Growth in spending on credit, debit stalls in March after Feb gains; apparel drops
New Zealand spending growth on credit and debit cards stalled in March, as a decline in expenditure on fuel and clothing offset gains for food and liquor.
The value of retail spending on electronic cards was unchanged, seasonally adjusted, at $4.6 billion last month, after gaining 0.8 percent in February, according to Statistics New Zealand. Core retailing, which excludes spending on fuel and auto-related items, gained 0.1 percent to $3.7 billion, while the value of total electronic card purchases, including services, fell 0.2 percent to $6 billion.

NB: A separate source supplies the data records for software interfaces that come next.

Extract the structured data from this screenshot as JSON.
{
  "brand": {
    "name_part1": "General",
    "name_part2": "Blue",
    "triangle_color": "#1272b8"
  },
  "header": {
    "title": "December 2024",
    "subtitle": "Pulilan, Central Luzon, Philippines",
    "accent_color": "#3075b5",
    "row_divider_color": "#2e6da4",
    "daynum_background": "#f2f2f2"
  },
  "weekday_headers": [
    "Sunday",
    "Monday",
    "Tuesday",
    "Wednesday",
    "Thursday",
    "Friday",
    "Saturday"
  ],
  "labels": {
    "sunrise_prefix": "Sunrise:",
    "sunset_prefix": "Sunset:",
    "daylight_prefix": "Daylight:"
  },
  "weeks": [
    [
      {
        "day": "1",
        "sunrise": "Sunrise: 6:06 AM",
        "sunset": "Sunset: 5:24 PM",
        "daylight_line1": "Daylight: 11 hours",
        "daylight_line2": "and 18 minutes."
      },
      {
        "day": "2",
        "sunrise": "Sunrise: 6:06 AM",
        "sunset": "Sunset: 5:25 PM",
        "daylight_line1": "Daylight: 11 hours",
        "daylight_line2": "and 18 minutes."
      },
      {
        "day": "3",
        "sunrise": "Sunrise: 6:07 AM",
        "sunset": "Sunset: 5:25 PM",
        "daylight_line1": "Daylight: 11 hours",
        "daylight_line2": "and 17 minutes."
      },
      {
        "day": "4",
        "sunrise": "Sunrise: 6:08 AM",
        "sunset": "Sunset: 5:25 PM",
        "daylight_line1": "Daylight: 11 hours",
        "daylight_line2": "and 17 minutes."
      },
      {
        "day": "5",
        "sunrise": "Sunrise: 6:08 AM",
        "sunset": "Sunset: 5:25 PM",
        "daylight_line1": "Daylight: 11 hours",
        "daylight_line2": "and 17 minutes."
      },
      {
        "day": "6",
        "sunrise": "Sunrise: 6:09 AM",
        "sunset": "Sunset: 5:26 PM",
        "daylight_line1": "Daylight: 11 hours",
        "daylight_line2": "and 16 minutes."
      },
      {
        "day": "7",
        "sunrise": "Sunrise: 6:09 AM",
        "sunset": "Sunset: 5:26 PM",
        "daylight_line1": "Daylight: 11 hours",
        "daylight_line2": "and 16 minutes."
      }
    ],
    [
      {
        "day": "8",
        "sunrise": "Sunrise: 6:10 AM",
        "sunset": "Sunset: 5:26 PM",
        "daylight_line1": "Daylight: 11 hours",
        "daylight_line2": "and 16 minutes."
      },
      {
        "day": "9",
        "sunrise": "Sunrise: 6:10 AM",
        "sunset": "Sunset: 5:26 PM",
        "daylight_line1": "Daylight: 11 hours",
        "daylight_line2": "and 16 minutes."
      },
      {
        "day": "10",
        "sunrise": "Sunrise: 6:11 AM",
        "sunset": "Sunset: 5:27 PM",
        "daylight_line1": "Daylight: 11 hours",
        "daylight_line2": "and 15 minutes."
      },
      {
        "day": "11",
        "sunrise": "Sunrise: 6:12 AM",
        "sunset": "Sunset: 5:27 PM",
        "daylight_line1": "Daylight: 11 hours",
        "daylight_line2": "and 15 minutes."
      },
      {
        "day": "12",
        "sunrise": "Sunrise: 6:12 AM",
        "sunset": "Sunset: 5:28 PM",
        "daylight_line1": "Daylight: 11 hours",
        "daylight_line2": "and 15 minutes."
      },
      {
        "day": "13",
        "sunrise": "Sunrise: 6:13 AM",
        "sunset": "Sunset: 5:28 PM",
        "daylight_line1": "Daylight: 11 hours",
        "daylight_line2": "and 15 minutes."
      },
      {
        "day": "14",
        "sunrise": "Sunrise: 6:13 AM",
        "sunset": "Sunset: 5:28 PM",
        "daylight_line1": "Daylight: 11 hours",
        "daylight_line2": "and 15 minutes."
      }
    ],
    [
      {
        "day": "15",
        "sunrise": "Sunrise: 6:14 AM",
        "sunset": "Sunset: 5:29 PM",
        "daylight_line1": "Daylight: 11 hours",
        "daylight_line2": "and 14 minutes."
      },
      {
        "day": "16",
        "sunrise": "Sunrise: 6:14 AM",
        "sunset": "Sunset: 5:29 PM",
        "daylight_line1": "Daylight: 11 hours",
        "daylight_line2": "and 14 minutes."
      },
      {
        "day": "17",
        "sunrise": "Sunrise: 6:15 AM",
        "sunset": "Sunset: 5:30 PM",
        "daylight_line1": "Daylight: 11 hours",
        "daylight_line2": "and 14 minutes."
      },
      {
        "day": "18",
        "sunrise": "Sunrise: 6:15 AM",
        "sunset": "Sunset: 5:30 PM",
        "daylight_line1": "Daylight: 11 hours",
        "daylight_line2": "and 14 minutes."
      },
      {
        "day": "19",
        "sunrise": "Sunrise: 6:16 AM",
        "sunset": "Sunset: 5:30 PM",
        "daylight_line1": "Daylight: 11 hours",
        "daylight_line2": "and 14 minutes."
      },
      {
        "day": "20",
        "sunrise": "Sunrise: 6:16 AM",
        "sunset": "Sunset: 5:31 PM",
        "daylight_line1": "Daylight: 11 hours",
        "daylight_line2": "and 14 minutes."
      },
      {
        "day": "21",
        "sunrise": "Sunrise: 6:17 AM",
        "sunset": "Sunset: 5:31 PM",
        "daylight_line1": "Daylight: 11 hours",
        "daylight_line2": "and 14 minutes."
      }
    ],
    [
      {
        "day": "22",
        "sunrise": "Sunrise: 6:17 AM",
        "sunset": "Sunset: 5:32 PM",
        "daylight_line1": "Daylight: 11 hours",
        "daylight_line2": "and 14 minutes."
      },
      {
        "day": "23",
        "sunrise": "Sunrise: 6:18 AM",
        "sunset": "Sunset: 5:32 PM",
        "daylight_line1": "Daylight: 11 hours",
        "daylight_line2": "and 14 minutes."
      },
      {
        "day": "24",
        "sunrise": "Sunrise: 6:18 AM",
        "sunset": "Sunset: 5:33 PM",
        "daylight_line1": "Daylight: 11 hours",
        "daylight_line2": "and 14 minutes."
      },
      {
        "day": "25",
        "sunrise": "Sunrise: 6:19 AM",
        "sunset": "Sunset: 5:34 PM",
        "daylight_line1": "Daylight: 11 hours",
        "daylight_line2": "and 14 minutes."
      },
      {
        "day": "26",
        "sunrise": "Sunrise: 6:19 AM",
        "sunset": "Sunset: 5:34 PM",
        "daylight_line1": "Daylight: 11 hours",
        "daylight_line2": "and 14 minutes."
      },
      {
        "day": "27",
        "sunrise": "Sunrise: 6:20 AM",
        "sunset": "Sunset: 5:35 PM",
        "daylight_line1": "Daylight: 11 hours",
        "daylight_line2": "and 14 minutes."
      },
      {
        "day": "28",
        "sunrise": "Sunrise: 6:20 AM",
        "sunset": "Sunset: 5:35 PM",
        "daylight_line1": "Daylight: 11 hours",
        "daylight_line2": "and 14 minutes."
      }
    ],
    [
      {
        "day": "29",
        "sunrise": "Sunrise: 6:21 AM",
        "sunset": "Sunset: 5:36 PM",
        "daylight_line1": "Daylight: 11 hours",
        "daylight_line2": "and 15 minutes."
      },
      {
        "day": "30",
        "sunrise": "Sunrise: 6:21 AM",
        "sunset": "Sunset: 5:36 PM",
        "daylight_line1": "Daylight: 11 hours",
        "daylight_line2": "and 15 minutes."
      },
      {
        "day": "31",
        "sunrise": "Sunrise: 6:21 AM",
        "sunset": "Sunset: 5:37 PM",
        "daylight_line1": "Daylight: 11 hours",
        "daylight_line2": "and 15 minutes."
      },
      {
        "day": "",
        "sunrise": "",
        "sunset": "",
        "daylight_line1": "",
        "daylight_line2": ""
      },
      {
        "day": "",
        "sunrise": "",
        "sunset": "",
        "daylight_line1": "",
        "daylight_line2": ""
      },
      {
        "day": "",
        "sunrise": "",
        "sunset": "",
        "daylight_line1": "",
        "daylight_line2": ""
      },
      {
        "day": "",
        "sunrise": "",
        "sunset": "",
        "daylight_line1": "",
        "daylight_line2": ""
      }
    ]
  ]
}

Spending on apparel declined 2.4 percent to $287 million in March, down from February's 2.1 percent rise to $294 million. Durables spending fell 0.1 percent to $1.1 billion and fuel spending declined for a third month, down 1.7 percent to $730 million.
Flat spending on cards "is not a great surprise given that there was quite a strong increase in spending in the previous month," ASB economist Daniel Smith said in a note. "March card spending is likely to have been affected by good weather delaying winter clothing purchases."
The gain in core retail spend was buoyed by an increase in hospitality spending of 0.5 percent to $722 million while consumables spending rose 0.4 percent to $1.6 billion.
Vehicle spending rose for a second month up 2.8 percent to $134 million. Expenditure on services rose 3.1 percent to $215 million.
"Elsewhere, steady growth in spending continues," Smith said. "Strong consumer confidence and population growth should continue to drive greater consumption over 2014."
Non-retail industries card spending slipped 0.9 percent to $1.26 billion, the second monthly decline.
On an unadjusted basis, total spending on electronic cards rose 5.3 percent to $6.16 billion from the same month a year earlier.
There were 119 million transactions in March, worth an average of $52. About 54.6 percent of all transactions were on debit cards, with the remainder on credit. Electronic card transactions account for about two-thirds of all retail spending.